Q: Why do you think it’s important for people to see this show now?
Balcom: Sometimes you just need to hear that you are not the only one, and I feel like this show is kind of like a horoscope in that respect; anyone can see it, and find a part that really feels like it speaks to them in whatever place they happen to be in in their life.
Pecek: Young people should see this show so they’re prepared. Everyone else should so they remember.
McSweeney: Normally people go to the theater and the movies to escape from reality. It gives them the opportunity to feel something else and to step away from whatever they may be dealing with, and sometimes that's good and that's exactly what they need. However, what I find to be so wonderful about this show is that it doesn't shy away from dealing with difficult topics. It won't necessarily give you that escape that you may be looking for, but what it will do is allow you to feel like you aren't alone in what you're dealing with.
Emily Slomovits is an Ann Arbor freelance musician, theater artist, and writer. She plays music with her father and uncle (aka Gemini) and others, is a member of Spinning Dot Theatre, and has performed with The Encore Musical Theatre Company, Performance Network, and Wild Swan Theater.

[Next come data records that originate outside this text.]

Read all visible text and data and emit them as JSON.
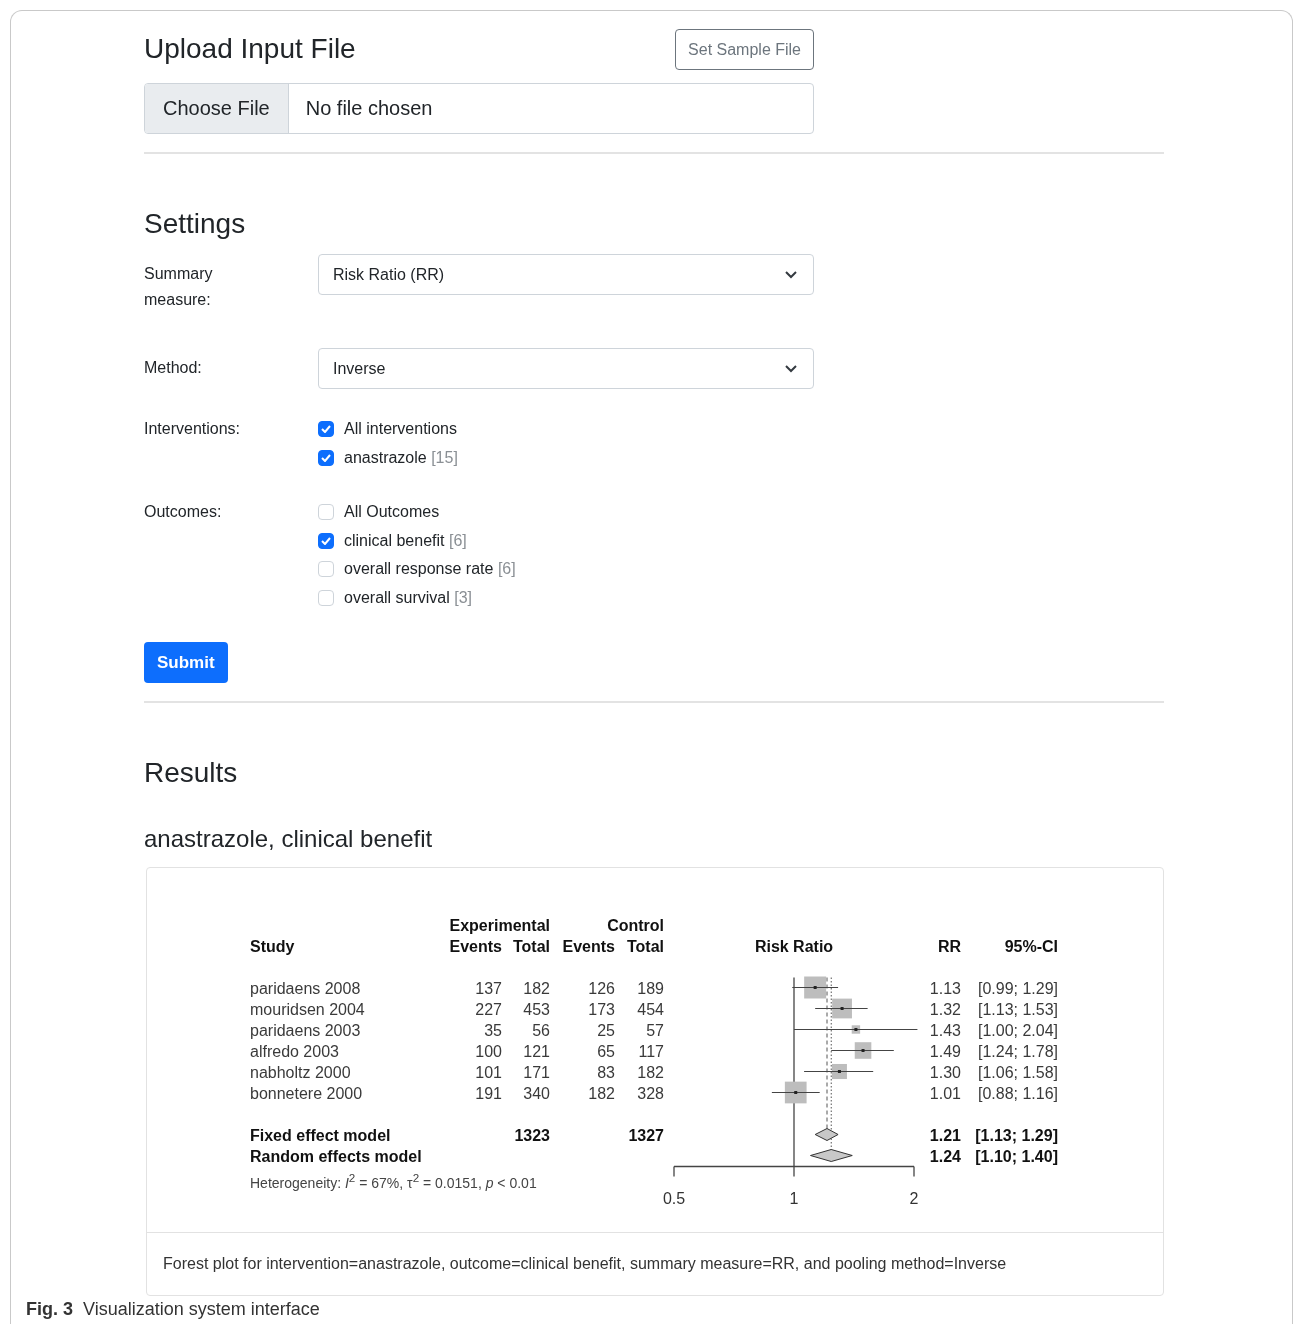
{
  "upload": {
    "title": "Upload Input File",
    "sample_button": "Set Sample File",
    "file_button": "Choose File",
    "file_status": "No file chosen"
  },
  "settings": {
    "title": "Settings",
    "fields": [
      {
        "kind": "select",
        "label": "Summary measure:",
        "value": "Risk Ratio (RR)"
      },
      {
        "kind": "select",
        "label": "Method:",
        "value": "Inverse"
      },
      {
        "kind": "checkboxes",
        "label": "Interventions:",
        "options": [
          {
            "label": "All interventions",
            "checked": true
          },
          {
            "label": "anastrazole",
            "count": "[15]",
            "checked": true
          }
        ]
      },
      {
        "kind": "checkboxes",
        "label": "Outcomes:",
        "options": [
          {
            "label": "All Outcomes",
            "checked": false
          },
          {
            "label": "clinical benefit",
            "count": "[6]",
            "checked": true
          },
          {
            "label": "overall response rate",
            "count": "[6]",
            "checked": false
          },
          {
            "label": "overall survival",
            "count": "[3]",
            "checked": false
          }
        ]
      }
    ],
    "submit": "Submit"
  },
  "results": {
    "title": "Results",
    "subtitle": "anastrazole, clinical benefit",
    "plot": {
      "header": {
        "study": "Study",
        "group_1": "Experimental",
        "group_2": "Control",
        "columns": [
          "Events",
          "Total",
          "Events",
          "Total"
        ],
        "effect": "Risk Ratio",
        "rr": "RR",
        "ci": "95%-CI"
      },
      "studies": [
        {
          "name": "paridaens 2008",
          "values": [
            "137",
            "182",
            "126",
            "189"
          ],
          "rr": "1.13",
          "ci": "[0.99; 1.29]"
        },
        {
          "name": "mouridsen 2004",
          "values": [
            "227",
            "453",
            "173",
            "454"
          ],
          "rr": "1.32",
          "ci": "[1.13; 1.53]"
        },
        {
          "name": "paridaens 2003",
          "values": [
            "35",
            "56",
            "25",
            "57"
          ],
          "rr": "1.43",
          "ci": "[1.00; 2.04]"
        },
        {
          "name": "alfredo 2003",
          "values": [
            "100",
            "121",
            "65",
            "117"
          ],
          "rr": "1.49",
          "ci": "[1.24; 1.78]"
        },
        {
          "name": "nabholtz 2000",
          "values": [
            "101",
            "171",
            "83",
            "182"
          ],
          "rr": "1.30",
          "ci": "[1.06; 1.58]"
        },
        {
          "name": "bonnetere 2000",
          "values": [
            "191",
            "340",
            "182",
            "328"
          ],
          "rr": "1.01",
          "ci": "[0.88; 1.16]"
        }
      ],
      "models": [
        {
          "kind": "fixed",
          "name": "Fixed effect model",
          "exp_total": "1323",
          "ctrl_total": "1327",
          "rr": "1.21",
          "ci": "[1.13; 1.29]"
        },
        {
          "kind": "random",
          "name": "Random effects model",
          "rr": "1.24",
          "ci": "[1.10; 1.40]"
        }
      ],
      "heterogeneity": "Heterogeneity: *I*$^{2}$ = 67%, τ$^{2}$ = 0.0151, *p* < 0.01",
      "ticks": [
        "0.5",
        "1",
        "2"
      ]
    },
    "caption": "Forest plot for intervention=anastrazole, outcome=clinical benefit, summary measure=RR, and pooling method=Inverse"
  },
  "figure_caption": {
    "number": "Fig. 3",
    "text": "Visualization system interface"
  }
}
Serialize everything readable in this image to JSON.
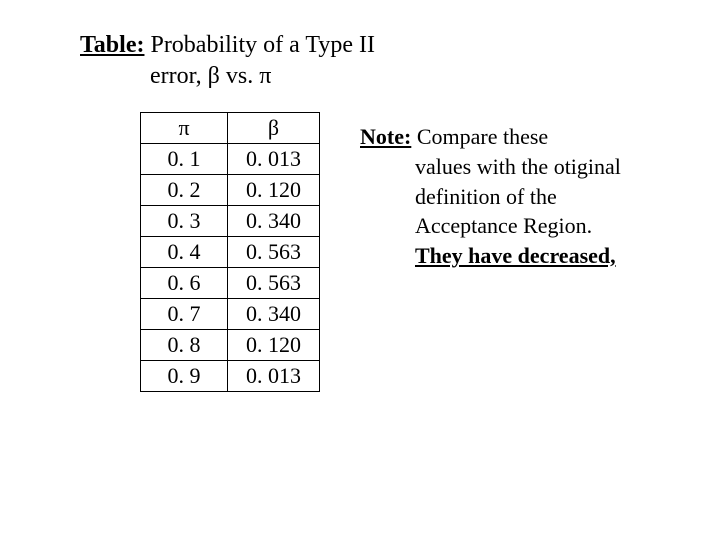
{
  "title": {
    "label": "Table:",
    "line1_text": " Probability of a Type II",
    "line2_text_a": "error, ",
    "beta": "β",
    "vs": " vs. ",
    "pi": "π"
  },
  "chart_data": {
    "type": "table",
    "headers": [
      "π",
      "β"
    ],
    "rows": [
      [
        "0. 1",
        "0. 013"
      ],
      [
        "0. 2",
        "0. 120"
      ],
      [
        "0. 3",
        "0. 340"
      ],
      [
        "0. 4",
        "0. 563"
      ],
      [
        "0. 6",
        "0. 563"
      ],
      [
        "0. 7",
        "0. 340"
      ],
      [
        "0. 8",
        "0. 120"
      ],
      [
        "0. 9",
        "0. 013"
      ]
    ]
  },
  "note": {
    "label": "Note:",
    "body_a": " Compare these",
    "body_b": "values with the otiginal definition of the Acceptance Region. ",
    "emph": "They have decreased,"
  }
}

The Penny Seats' production of "Edges" is at the Kerrytown Concert House, 415 N. Fourth Ave., Ann Arbor, on Feb. 8, 9, 14, 15, 16 at 8 pm and Feb. 11 at 4 pm. For tickets and more information, visit pennyseats.org.